To cite an image or photo in PowerPoint, you’ll need to first open a PowerPoint presentation and insert a picture or image.
To add a citation to the image, you’ll need to add a text box. To do this, click Insert > Text Box on the ribbon bar.
Next, draw your text box using your mouse or trackpad—place this under your image or in a suitable position close by to it.
Once the text box is created, you can add the citation.
Refer to the relevant image licensing guide or academic style guide on how to do this. For academic referencing, you can use the Cite This For Me service to create a citation which you can copy into your text box.
Once your citation is in place, you can then format the text using the formatting options in the ribbon bar under the “Home” tab.
Grouping Citation Text and Images Together in PowerPoint
It’s probably a good idea, once your citation is in place, to anchor it to your image using the PowerPoint grouping feature.
To do this, select both your citation text box and image using your mouse and then right-click. In the options menu that appears, select Group > Group to bind the image and text box together.
By grouping your citation text box and image together, any changes you make to your image (for instance, resizing or moving it) will now be applied to both simultaneously.
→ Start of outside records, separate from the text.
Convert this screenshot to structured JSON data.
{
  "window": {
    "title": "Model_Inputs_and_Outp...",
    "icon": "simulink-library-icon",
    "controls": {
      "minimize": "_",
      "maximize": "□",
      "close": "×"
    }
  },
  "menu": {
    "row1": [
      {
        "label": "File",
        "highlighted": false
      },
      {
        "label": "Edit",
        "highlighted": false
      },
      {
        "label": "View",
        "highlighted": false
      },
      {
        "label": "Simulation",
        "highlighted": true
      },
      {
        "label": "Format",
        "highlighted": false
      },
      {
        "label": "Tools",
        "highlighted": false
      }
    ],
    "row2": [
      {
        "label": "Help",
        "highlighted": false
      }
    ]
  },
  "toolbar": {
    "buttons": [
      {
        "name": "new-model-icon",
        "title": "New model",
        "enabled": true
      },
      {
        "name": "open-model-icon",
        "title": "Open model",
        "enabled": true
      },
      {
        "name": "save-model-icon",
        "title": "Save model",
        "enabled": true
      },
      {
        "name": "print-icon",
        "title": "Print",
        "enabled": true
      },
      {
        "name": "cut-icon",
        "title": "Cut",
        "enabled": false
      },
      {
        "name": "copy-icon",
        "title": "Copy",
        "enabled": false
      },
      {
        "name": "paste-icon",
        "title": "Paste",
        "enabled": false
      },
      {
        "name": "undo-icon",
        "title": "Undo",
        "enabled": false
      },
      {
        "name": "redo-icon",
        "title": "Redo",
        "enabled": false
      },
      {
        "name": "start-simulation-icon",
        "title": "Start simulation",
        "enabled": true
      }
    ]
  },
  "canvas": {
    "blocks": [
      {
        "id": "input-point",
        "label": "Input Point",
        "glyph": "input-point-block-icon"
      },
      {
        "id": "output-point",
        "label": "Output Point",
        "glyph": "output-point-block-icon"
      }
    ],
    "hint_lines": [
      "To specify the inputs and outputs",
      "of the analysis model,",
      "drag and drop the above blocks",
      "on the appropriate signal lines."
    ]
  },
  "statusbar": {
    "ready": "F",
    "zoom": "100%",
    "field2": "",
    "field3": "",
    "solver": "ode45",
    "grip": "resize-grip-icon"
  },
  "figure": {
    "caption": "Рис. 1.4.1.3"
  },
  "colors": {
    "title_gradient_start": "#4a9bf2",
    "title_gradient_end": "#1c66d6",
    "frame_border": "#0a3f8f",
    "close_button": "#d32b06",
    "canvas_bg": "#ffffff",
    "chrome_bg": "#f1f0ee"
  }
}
To ungroup them later, simply repeat the steps above by right-clicking your image or text box and then clicking Group > Ungroup instead.
- › What Can You Do With the USB Port on Your Router?
- › 10 Things Blocking Your Wi-Fi Signal at Home
- › ExpressVPN Review: An Easy-to-Use and Secure VPN for Most People
- › Why Do I See “FBI Surveillance Van” in My Wi-Fi List?
- › Here’s How Mozilla Thunderbird Is Making a Comeback in 2022
- › 4 Ways to Ruin Your Smartphone’s Battery